Reading Roundup: Recent Reads by the Bealeton Book Club
The Bealeton Book Club has had some lively and interesting discussions in recent month as they discussed three recent selections – all of which were greatly enjoyed by the group.
December Discussion – The Storied Life of A. J. Fikry by Gabrielle Zevin
A. J. Fikry is a curmudgeonly bookseller on an isolated island. He owns a rare copy of “Tamerlane,” an epic poem by Edgar Allan Poe, which gets stolen early in the book. A surprise appears on his doorstep and he chooses to step out of his comfort zone and selfishness, in the process gaining purpose and a more affable personality. The novel follows his change through several years, which brings him a family, romance, and perhaps more fulfillment than he would have gained before.
The book club members enjoyed the book. There was a lively discussion about A.J.’s disgust for e-readers, which migrated to a debate about how modern technology has changed the face of communication, with a loss of letter-writing and long phone calls, but has in other ways made our lives easier. The book had hilarious, serious and poignant moments, as well as a few surprising twists that were appreciated by the members.
January Discussion – The Nightingale by Kristin Hannah

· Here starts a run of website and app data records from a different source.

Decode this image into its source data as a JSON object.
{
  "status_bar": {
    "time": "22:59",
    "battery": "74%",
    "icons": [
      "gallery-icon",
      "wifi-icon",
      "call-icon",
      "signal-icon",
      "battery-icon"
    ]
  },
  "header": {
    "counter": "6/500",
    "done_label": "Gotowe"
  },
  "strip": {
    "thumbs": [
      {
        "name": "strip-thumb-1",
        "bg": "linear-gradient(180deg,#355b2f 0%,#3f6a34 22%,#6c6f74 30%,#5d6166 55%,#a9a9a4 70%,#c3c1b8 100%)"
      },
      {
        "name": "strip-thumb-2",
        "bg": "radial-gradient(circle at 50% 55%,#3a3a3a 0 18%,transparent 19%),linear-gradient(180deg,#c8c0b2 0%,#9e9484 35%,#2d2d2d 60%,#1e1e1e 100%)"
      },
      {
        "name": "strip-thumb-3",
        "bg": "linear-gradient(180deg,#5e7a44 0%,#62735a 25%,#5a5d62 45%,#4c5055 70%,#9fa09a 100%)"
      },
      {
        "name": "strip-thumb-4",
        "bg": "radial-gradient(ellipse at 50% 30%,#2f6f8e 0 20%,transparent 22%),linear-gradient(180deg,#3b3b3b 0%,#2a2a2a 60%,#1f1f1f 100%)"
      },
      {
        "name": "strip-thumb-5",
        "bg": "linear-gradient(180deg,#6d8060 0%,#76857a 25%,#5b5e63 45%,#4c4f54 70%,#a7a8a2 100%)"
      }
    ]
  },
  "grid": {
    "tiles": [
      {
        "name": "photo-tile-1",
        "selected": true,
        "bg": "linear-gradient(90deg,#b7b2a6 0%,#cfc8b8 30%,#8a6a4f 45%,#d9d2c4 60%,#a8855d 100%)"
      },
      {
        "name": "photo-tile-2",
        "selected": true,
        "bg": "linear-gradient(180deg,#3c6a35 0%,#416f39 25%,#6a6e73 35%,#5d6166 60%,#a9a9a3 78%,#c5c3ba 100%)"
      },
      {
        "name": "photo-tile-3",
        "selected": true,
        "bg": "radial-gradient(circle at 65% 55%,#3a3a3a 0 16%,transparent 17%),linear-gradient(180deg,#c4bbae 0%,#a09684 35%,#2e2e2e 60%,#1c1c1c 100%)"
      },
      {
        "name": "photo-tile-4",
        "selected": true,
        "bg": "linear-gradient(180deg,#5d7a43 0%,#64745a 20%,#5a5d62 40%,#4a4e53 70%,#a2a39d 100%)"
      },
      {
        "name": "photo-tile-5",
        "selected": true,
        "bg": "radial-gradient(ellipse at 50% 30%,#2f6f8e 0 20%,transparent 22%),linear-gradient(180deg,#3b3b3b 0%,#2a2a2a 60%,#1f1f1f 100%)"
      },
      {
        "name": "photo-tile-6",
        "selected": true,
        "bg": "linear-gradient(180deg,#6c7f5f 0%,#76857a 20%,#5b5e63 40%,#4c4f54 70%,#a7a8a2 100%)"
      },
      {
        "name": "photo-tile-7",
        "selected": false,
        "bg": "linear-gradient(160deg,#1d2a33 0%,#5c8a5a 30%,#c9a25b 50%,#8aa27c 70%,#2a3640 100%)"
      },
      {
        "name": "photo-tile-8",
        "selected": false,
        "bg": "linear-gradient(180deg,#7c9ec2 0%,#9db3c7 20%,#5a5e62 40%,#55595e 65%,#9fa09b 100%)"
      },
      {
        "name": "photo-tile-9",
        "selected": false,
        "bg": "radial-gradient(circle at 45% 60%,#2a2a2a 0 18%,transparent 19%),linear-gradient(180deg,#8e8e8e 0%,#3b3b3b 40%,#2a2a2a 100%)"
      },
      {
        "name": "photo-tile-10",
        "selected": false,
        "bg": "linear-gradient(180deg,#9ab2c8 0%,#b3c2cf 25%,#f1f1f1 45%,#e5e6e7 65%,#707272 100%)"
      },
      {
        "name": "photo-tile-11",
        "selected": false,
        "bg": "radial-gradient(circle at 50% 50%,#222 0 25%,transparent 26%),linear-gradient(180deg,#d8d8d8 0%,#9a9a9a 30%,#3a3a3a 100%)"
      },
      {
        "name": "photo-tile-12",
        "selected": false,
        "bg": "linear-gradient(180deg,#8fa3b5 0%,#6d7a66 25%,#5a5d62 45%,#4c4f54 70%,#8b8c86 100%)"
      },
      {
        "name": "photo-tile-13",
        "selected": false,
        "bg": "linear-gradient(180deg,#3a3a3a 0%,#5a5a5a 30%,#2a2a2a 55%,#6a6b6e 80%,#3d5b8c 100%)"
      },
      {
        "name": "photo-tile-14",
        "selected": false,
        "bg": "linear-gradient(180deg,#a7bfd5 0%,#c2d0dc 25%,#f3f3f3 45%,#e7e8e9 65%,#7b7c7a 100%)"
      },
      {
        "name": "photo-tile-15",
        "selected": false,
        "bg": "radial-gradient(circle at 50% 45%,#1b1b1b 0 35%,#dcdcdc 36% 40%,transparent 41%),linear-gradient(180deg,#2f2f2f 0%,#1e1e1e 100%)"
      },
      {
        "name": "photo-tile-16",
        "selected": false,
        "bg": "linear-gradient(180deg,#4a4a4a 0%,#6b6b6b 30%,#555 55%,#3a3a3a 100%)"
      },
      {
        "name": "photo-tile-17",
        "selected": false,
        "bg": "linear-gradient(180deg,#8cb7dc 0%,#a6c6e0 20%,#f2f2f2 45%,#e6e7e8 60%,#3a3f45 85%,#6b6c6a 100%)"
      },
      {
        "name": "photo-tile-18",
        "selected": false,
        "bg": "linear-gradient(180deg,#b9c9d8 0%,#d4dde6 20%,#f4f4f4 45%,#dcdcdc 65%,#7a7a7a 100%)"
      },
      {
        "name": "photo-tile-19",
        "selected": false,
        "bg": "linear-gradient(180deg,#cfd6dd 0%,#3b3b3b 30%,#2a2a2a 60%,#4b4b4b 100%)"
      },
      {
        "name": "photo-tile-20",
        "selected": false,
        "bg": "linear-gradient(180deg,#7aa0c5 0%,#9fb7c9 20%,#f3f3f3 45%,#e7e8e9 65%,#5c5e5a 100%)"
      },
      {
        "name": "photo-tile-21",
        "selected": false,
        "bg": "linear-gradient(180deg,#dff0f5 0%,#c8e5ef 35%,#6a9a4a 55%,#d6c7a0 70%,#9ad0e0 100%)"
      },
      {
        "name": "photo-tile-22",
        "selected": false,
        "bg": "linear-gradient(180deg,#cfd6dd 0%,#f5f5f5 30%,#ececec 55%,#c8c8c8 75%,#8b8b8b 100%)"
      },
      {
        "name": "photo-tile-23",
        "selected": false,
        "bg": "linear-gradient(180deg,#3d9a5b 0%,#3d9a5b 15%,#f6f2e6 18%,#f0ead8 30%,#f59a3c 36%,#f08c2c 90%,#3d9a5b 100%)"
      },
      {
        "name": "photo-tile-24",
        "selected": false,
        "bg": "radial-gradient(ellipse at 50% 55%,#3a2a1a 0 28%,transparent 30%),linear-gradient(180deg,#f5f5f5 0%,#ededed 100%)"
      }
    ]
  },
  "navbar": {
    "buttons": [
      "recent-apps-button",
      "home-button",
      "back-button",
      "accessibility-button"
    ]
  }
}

Members agreed that this was one of the best books the club has read. This historical fiction novel tells the story of two sisters who take part (in different ways) in the French Resistance to Nazi occupation during World War II. The hardships they survive and the ethical choices they make resonated with the readers. Surprising twists, action-packed scenes, and beautiful narrative made this saga enjoyable and irresistible.
February Discussion – Still Alice, by Lisa Genova
This is a novel about a middle-aged woman who is diagnosed with early-onset Alzheimer’s Disease. Alice is a professor of psychology at Harvard and struggles with the realities of losing her memories and sense of space. Her family attempts to cope with decisions about her care, genetic testing, and going on with their lives as she copes with a devastating and scary diagnosis. The book is written from Alice’s perspective, which made it feel even more real.
The readers had a very insightful discussion about the book and the effects of Alzheimer’s and other dementia-related diseases. Many had experience with either the caregiving or personal aspects of the condition. The book was thought-provoking and the subject matter was serious. The readers mostly agreed that this was a good read that generated a lot of great discussion.
The Bealeton Book Clubs meet once per month. If you would like to join us, please check our schedule for dates, times and reading selections.
Bealeton Evening Book Club, 3rd Wednesday of the month, 7:30 p.m.
Bealeton Afternoon Book Club, 3rd Thursday of the month, 2:30 p.m.
∼ Mary Sue, Adult Reference, Bealeton branch library